‘Tree of Life’ Sparks Mixed Frenzy of Boos, Applause, Glowing Reviews
CANNES -- Ending a prolonged waiting game, Terrence Malick's "The Tree of Life" finally made its way to the Cannes Film Festival, where it was met Monday with scattered boos, an initial round of applause and then a growing chorus of appreciative reviews.
The Palais was packed full of press, who pushed and shoved to secure a seat for the 8:30 a.m. screening that marked the official bow of the movie, which the festival had originally hoped to screen last year only to be told at the time that it was not ready.
And even before the final credits rolled on the elusive director's 138-minute meditation on the meaning of life, the rush to judgment began.

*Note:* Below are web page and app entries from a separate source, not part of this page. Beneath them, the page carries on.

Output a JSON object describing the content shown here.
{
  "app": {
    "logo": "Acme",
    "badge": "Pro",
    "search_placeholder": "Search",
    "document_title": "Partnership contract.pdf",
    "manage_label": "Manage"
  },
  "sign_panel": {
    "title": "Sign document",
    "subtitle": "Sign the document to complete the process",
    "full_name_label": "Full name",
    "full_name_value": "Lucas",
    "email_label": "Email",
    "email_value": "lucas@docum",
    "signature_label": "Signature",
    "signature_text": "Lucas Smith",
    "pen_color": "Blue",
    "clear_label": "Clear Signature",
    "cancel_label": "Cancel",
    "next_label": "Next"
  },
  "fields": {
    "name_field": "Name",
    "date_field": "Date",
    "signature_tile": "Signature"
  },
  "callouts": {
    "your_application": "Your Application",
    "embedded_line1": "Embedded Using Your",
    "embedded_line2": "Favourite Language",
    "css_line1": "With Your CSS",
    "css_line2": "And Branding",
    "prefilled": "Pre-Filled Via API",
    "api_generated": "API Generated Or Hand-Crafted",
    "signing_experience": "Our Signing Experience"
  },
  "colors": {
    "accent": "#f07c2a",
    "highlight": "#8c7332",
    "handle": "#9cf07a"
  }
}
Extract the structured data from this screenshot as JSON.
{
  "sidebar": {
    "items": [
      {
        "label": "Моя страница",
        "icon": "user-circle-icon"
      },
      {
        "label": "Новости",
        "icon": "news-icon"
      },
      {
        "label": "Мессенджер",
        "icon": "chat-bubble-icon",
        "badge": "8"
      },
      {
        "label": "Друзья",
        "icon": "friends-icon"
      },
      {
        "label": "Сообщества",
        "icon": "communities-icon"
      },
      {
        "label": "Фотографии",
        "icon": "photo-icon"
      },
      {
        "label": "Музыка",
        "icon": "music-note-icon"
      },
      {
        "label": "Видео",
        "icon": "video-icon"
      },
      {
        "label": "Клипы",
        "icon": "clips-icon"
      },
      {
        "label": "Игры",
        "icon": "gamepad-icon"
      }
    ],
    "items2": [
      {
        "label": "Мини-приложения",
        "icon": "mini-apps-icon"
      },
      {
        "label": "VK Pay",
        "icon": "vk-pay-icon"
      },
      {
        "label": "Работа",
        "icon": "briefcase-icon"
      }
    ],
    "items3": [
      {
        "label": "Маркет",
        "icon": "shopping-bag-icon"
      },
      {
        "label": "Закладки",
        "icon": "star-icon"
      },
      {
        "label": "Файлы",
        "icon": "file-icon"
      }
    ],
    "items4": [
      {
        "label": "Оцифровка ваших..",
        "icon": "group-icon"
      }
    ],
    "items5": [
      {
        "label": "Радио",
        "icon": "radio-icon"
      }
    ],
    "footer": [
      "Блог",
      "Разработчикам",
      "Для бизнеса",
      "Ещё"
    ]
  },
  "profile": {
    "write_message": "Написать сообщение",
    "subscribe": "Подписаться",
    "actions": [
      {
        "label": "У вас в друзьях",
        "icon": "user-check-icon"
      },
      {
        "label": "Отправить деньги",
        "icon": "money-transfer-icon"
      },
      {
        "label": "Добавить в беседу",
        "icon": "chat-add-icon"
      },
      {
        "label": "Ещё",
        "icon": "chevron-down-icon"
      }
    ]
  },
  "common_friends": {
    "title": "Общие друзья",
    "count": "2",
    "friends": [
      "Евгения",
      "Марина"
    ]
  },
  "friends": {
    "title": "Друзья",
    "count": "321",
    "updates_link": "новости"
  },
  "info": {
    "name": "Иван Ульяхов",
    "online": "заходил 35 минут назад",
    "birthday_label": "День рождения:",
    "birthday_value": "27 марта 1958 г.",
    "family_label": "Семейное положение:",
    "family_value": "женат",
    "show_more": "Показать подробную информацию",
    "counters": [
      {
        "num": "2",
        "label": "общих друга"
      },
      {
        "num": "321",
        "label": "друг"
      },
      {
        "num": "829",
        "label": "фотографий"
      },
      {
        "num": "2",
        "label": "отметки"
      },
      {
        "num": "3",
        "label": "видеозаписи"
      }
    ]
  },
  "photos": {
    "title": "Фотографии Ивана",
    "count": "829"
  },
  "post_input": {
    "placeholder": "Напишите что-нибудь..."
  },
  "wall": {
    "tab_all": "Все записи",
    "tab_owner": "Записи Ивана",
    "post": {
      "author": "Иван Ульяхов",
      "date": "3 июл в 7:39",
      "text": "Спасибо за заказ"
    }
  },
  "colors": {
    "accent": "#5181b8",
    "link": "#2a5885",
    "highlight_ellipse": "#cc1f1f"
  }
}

With the film's final, ambiguous image still lingering on the screen, a number of vociferous boos rained down from the balcony, while scattered applause broke out on the floor of the festival's main theater.

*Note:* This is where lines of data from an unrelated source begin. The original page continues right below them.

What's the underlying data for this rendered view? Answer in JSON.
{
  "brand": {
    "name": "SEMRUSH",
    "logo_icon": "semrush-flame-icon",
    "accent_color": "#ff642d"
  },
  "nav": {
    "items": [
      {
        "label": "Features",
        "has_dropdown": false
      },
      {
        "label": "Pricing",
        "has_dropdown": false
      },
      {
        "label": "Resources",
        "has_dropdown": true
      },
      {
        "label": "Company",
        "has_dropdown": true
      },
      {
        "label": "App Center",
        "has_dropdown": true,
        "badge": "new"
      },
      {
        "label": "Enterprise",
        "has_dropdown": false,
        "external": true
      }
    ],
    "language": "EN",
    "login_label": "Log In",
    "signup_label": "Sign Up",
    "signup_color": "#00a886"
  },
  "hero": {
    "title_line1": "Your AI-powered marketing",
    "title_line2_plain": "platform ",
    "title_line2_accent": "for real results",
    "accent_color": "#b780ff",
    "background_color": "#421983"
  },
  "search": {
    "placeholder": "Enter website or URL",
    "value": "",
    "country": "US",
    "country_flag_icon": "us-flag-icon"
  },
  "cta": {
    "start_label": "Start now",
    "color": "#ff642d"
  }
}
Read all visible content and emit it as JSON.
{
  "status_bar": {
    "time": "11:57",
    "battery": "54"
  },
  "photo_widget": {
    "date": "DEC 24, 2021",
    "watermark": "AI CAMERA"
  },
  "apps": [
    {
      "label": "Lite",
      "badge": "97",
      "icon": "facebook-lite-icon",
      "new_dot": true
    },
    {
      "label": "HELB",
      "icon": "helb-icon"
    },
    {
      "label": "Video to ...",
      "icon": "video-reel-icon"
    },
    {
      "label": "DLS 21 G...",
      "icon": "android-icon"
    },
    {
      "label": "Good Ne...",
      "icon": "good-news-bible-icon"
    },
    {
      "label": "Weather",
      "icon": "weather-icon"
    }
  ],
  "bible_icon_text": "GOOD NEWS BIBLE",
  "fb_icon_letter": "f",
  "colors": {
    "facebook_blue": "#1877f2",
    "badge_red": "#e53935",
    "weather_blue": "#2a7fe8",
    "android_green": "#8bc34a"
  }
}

"Life," which Malick has been nurturing for years, defies easy categorization: At its center is the evocative tale of a family in Texas in the '50s: The disappointed, disciplinarian dad is played by Brad Pitt, while Jessica Chastain floats through the movie as the comforting and consoling mom. Sean Penn is seen, relatively briefly, in framing sections as one of their sons, grown up, troubled, and wandering through high rises in Houston.
And then there is also a magisterial detour into a section that recreates the origins of the universe and the creation of planet Earth, with a stop along the way for a fleeting glimpse of some dinosaurs.
First reactions came in a rat-a-tat volley of tweets. "'Tree of Life' just ended... The ultimate refutation of narrative? An interminable tone poem?," tweeted Hollywood Elsewhere columnist Jeffrey Wells. Proclaimed Salon's Andrew O'Hehir, "If the cosmic astronaut god-baby at the end of '2001' could come back to Earth and make a movie? It would pretty much be 'Tree of Life.'"
Amid a cluster of British journalists, one cracked that during the creation scenes, he kept expecting David Attenborough, the face of the BBC's nature docs, to pop up.
As if to provide context about Cannes' often over-headed instant reactions, Awards Daily's Sasha Stone reached back and found a New York Times account of the Cannes debut of Malick's 1978 "Days of Heaven," which sounded eerily prescient: "Its visual power and its photography were generally praised, but absence of a coherent, fully developed story was lamented."
As more substantive reviews began to issue forth, the tone turned more positive. Calling the movie "mad and magnificent," the Guardian's Peter Bradshaw wrote,"This film is not for everyone....But this is visionary cinema on an unashamedly huge scale." The Hollywood Reporter's Todd McCarthy noted that it is an "exceptional and major film" but is "hardly a movie for the masses and will polarize."
While Cannes tradition demands the auteur-of-the-day show up at an official press conference, Malick opted out of making an appearance at the presser -- and although Malick is in Cannes, there were conflicting reports whether he would walk the red carpet when the film formally screens Monday evening.